Located within a wedge of land known as Clifton Hill Interchange, the site and surrounds are earmarked for residential redevelopment via both State Planning Policy Framework and the Local Planning Policy Framework. The latter decrees that built form of 5-6 storeys are ideal "Unless the proposal can achieve benefits such as significant upper level setbacks, architectural design excellence and positive contribution to the enhancement of the public domain."
Northcote-based Fieldwork Projects make their debut on Urban Melbourne with 243-247 Queens Parade in Clifton Hill. In designing the project Fieldwork have sought "Close consultation with Yarra City Council to achieve a highly suitable planning outcome for the site. Close attention has been paid to Council's Municipal Strategic Statement, including housing diversity, urban design principles and the site's strategic potential for absorbing a higher density of Yarra residents."
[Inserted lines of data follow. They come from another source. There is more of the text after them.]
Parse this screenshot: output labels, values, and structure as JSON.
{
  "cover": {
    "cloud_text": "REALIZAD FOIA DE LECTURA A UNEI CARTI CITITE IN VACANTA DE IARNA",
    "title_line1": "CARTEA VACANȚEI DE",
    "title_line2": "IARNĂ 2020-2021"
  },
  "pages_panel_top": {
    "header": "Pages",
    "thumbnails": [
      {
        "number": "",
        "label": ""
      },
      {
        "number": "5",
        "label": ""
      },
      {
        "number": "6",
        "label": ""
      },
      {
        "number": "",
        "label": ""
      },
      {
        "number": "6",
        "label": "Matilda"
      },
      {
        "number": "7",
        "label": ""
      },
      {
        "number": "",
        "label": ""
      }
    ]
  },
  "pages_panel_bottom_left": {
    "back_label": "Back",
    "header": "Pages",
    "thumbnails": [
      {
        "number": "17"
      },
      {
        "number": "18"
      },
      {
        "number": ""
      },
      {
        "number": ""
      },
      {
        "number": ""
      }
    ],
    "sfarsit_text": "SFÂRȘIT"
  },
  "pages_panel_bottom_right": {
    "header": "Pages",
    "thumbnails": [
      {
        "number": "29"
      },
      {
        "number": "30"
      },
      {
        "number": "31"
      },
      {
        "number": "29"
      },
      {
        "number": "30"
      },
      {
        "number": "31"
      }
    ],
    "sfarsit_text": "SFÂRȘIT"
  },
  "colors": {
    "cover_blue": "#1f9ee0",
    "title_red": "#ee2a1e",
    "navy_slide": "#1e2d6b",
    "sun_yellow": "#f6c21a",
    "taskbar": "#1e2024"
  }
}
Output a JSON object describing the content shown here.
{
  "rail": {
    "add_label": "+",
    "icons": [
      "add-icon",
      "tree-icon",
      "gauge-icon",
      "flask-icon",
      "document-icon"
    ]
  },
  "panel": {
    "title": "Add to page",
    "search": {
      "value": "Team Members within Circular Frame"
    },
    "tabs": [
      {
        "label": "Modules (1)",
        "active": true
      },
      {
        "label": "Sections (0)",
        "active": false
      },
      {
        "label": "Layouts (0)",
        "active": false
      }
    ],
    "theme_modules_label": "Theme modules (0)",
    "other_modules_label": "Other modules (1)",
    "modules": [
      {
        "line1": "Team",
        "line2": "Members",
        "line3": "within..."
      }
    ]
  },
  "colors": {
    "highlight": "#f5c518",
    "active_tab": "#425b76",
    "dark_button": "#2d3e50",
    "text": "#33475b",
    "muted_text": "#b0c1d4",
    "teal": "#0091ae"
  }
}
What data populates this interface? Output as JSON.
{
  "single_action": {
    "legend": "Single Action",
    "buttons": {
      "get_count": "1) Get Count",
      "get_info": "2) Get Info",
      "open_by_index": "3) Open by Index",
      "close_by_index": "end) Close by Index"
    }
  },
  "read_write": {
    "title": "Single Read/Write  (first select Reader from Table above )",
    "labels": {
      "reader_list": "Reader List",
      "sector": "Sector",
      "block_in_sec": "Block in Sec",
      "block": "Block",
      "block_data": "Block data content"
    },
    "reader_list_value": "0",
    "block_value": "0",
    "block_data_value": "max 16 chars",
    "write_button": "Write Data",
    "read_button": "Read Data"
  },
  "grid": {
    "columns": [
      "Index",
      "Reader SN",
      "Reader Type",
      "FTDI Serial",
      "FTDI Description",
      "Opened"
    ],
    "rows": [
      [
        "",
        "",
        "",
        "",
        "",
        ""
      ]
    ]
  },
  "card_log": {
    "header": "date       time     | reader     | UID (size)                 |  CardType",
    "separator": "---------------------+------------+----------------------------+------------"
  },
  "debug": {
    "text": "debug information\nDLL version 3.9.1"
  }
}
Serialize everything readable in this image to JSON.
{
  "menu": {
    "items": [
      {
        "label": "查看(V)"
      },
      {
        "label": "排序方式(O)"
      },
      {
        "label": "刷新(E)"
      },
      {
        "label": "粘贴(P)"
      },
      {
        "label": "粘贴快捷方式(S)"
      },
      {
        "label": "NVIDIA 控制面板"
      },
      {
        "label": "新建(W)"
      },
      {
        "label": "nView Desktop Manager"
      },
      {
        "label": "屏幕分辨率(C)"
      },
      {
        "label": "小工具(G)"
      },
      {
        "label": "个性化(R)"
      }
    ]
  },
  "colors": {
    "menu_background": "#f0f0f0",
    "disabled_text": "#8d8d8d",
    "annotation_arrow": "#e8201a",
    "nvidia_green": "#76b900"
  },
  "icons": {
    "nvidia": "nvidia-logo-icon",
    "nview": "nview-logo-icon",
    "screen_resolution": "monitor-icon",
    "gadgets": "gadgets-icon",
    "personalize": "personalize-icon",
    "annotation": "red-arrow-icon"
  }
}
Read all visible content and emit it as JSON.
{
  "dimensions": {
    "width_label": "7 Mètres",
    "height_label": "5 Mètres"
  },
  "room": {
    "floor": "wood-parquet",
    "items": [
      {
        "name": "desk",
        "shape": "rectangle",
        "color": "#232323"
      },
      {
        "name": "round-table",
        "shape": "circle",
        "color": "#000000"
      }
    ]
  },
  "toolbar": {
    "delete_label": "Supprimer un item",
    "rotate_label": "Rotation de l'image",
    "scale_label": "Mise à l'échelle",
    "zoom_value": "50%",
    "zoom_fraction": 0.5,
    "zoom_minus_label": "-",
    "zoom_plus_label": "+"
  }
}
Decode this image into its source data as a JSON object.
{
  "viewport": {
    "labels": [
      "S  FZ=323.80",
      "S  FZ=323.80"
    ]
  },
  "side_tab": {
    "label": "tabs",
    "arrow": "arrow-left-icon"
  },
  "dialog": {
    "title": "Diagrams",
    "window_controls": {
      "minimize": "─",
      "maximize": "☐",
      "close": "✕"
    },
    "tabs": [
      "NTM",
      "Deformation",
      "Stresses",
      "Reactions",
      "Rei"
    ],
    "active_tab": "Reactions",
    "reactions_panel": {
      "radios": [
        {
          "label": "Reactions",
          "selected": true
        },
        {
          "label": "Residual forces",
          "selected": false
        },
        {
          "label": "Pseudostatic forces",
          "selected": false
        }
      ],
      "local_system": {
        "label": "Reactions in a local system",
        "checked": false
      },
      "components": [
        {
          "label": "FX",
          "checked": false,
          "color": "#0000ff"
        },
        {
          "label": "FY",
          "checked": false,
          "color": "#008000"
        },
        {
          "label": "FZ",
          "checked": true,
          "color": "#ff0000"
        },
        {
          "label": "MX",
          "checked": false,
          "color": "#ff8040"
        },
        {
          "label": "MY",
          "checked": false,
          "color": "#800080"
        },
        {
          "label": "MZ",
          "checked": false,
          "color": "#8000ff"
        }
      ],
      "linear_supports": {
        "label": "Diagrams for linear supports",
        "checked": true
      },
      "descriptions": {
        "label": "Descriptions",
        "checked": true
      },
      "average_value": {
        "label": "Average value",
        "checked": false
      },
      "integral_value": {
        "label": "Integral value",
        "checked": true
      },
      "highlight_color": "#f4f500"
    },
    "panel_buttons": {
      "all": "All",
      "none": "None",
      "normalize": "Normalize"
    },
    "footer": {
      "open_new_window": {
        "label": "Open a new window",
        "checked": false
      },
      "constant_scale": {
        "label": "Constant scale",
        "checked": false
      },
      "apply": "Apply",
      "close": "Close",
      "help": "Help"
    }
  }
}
Generally the building consists of four elements:
The building is designed to be sensitive and responsive to the existing context while being mindful of the changing nature of the area and the likely higher density development which will eventually surround it.
Vertically ribbed precast panels are broken in places by vertical aluminium fins and dynamic, operable bi-fold shutters. Lower levels feature timber bi-folds as does the underside of the footpath canopy while street frontage is a mixture of white and charcoal brickwork.
The building's required setback of the upper form allows for a landscaped terrace area supplemented by an indoor communal area. Landscaping and common vegetable garden aside, the terrace is framed by a feature tri-level staircase and includes a kitchen, dining facilities and the ubiquitous barbeque.
Recall that City of Yarra have nominated 5-6 levels as their preferred built form outcome, yet have left the door open for increases subject to factors such as design excellence. During 2013 Council rejected the adjoining 217-241 Queens Parade development at 8 levels which was consequently approved by VCAT.
At 11 levels could anyone envisage City of Yarra approving this development? The answer for most is no; therefore would any reader also doubt VCAT will be called upon once more? And another question: why allow such ambiguity in planning controls when it seems the end result is costly legal representation and wasted time?
No doubt the rationale behind the controls is there, but is seems a pointless exercise by City of Yarra to allow scope for height increases and then rejected them promptly, as has been the case on the neighbouring site and elsewhere within Yarra. The final outcome will be interesting.